Feelings of shame can also follow a survived suicide attempt. In cases where an attempt does not result in hospitalization or emergency intervention, the person may decide not to disclose the attempt to family and friends out of fear of guilt and negative judgment. This can further deepen feelings of isolation, ultimately putting them at greater risk for future attempts.

So, how can we help support survivors of suicide and lessen the likelihood of another attempt? Taffe tells us that the best action to take is quite simple: listen and be present.

a group of three friends with their hands on the shoulders of the friend standing in the middle

“It’s so important that folks have time with loved ones. Have normal conversations—not everything needs to be about suicide—but know that your purpose is to spend additional time with that person and just sit in their presence.”

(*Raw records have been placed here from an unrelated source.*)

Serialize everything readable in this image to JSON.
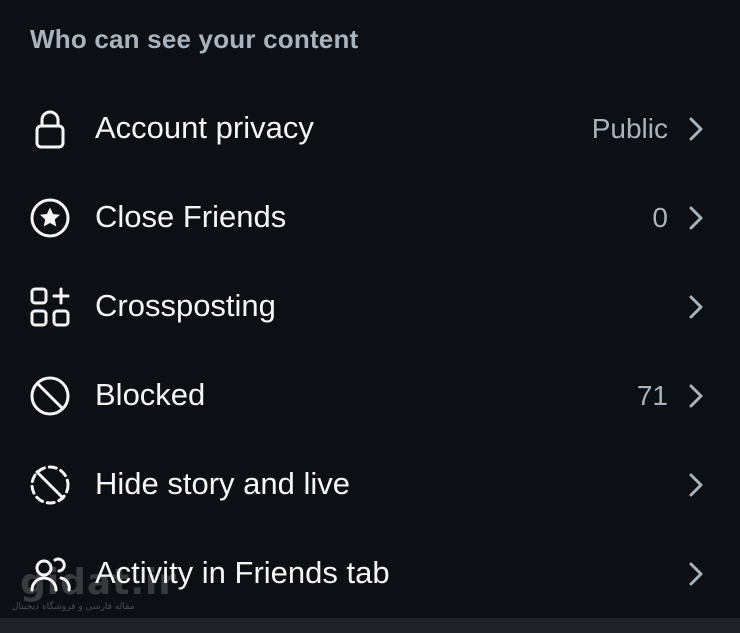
{
  "section": {
    "title": "Who can see your content"
  },
  "items": [
    {
      "label": "Account privacy",
      "value": "Public",
      "icon": "lock-icon"
    },
    {
      "label": "Close Friends",
      "value": "0",
      "icon": "star-circle-icon"
    },
    {
      "label": "Crossposting",
      "value": "",
      "icon": "grid-plus-icon"
    },
    {
      "label": "Blocked",
      "value": "71",
      "icon": "blocked-icon"
    },
    {
      "label": "Hide story and live",
      "value": "",
      "icon": "hide-story-icon"
    },
    {
      "label": "Activity in Friends tab",
      "value": "",
      "icon": "friends-activity-icon"
    }
  ],
  "watermark": {
    "brand": "gidat.ir",
    "sub": "مقاله فارسی و فروشگاه دیجیتال"
  },
  "colors": {
    "background": "#0c1014",
    "text_primary": "#f5f5f5",
    "text_secondary": "#a8b3bd"
  }
}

It is a myth that people who are thinking of suicide do not want to talk about it, or that they are fully committed to not living anymore. The same myth applies to people who survive suicide: you may think that their attempt is the last thing they would want to talk about, but this is often far from the truth. Taffe recalls a time when a person was brought into the hospital for a second suicide attempt, and she learned that after this person’s first attempt, nobody wanted to talk about it. While it is reasonable to feel nervous or uneasy about broaching this topic with a loved one, Taffe implores us to fight through that discomfort.

If you or someone you know is thinking of suicide, there’s help available. Call 1-800-273-TALK (8255) (US), 1-833-456-4566 (Canada), or your local distress centre for support.

-Hannah Mugford, Contributing Writer

Image Credits:
Feature: – –
 at Unsplash, Creative Commons
First: National Cancer Institute
 at Unsplash, Creative Commons
Second: Rosie Sun 
at Unsplash, Creative Commons